Description of the task: Lines in the listing below that contain the string "code" are to be found and copied.

== Records provided ==

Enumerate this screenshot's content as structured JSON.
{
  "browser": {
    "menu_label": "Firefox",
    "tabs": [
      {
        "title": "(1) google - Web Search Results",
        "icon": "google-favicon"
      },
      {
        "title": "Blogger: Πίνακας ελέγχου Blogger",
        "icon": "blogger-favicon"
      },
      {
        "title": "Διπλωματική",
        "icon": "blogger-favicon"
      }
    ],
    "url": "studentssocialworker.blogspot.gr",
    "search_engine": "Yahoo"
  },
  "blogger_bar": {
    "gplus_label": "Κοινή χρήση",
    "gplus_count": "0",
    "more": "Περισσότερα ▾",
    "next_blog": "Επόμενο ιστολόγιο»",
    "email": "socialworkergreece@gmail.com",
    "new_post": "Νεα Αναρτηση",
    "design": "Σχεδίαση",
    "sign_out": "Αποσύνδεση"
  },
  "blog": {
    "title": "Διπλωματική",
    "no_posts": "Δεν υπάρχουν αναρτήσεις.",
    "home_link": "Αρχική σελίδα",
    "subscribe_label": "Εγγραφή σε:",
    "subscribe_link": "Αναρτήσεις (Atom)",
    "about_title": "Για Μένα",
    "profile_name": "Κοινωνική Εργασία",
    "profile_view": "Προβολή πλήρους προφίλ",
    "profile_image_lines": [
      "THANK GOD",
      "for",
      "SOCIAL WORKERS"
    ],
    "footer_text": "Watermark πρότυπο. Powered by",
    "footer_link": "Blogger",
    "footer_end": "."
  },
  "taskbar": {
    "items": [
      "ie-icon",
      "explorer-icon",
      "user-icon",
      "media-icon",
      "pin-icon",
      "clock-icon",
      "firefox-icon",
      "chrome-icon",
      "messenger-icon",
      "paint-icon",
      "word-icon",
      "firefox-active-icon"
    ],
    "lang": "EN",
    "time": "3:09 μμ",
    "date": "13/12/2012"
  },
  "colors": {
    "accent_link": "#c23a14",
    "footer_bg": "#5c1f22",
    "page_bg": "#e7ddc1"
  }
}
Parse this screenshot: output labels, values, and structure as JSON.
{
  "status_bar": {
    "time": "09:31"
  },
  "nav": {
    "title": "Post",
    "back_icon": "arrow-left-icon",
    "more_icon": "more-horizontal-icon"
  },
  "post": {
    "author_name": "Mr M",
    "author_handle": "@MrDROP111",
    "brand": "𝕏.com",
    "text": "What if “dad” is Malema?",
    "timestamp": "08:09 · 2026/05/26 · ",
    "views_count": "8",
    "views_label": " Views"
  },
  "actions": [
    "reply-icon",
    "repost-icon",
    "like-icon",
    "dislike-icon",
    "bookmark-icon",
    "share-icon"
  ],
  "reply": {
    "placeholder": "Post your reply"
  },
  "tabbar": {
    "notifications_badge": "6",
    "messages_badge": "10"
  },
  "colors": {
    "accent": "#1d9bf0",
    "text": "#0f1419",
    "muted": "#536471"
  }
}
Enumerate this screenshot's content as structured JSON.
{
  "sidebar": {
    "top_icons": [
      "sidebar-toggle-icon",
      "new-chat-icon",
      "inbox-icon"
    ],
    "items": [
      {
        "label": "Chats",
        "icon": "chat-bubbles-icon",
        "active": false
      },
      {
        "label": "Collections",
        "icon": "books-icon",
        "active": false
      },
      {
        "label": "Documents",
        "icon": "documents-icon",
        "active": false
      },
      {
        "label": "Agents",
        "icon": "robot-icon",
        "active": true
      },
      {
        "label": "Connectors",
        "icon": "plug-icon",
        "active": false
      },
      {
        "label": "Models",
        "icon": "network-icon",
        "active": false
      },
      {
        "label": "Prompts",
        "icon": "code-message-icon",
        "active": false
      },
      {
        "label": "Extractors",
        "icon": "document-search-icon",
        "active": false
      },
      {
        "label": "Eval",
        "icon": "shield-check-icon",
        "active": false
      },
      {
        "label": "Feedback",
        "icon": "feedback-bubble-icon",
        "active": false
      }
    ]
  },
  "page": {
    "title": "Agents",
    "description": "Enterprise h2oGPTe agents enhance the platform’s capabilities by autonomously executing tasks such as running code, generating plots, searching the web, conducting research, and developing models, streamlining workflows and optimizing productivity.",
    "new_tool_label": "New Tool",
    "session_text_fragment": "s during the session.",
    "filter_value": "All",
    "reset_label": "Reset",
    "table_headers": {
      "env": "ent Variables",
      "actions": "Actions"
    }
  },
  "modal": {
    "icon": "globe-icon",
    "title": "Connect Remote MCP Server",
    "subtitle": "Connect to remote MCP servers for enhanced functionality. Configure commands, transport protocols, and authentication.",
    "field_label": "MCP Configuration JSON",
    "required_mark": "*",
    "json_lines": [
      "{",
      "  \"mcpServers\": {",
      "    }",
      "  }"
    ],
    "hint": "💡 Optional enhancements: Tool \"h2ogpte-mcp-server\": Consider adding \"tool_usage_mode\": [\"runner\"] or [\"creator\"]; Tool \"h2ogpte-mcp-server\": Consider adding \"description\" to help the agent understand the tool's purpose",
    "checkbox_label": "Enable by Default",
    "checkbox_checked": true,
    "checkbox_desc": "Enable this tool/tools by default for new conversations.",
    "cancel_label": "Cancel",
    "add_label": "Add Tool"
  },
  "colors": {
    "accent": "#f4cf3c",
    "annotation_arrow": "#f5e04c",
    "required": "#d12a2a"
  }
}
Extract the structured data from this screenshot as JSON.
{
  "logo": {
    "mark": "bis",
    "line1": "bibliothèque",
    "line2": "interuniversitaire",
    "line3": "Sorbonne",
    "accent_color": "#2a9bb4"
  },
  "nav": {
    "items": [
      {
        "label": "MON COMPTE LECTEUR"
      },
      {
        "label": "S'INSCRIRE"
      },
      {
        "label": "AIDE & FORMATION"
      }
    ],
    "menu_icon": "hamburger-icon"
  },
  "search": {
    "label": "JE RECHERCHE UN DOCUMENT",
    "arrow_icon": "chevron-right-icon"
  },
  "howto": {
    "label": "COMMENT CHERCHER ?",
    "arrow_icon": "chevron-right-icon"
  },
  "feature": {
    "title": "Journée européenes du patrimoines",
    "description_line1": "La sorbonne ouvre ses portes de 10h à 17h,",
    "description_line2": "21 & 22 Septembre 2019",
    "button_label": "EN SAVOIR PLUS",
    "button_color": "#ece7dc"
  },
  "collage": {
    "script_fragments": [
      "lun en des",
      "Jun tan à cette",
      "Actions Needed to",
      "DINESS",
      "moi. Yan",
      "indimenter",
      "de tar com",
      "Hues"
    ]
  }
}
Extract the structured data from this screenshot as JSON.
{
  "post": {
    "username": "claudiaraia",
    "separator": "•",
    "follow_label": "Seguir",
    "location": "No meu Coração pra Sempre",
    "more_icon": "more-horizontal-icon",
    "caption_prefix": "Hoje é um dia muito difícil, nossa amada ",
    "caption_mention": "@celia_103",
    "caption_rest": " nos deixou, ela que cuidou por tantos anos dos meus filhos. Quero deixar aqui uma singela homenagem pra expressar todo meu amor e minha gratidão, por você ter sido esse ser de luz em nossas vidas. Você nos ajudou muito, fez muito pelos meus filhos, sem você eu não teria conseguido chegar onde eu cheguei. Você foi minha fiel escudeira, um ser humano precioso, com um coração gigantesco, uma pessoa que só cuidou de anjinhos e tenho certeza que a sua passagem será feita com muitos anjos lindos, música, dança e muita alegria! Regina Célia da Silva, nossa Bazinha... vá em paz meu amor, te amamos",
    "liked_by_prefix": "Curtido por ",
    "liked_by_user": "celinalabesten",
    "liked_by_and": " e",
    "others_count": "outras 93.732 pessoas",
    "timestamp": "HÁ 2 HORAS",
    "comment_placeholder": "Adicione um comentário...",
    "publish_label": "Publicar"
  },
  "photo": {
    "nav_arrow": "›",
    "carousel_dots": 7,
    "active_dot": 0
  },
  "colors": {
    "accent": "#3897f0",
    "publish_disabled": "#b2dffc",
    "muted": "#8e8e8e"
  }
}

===

Worked solution:
        "icon": "code-message-icon",
    "description": "Enterprise h2oGPTe agents enhance the platform’s capabilities by autonomously executing tasks such as running code, generating plots, searching the web, conducting research, and developing models, streamlining workflows and optimizing productivity.",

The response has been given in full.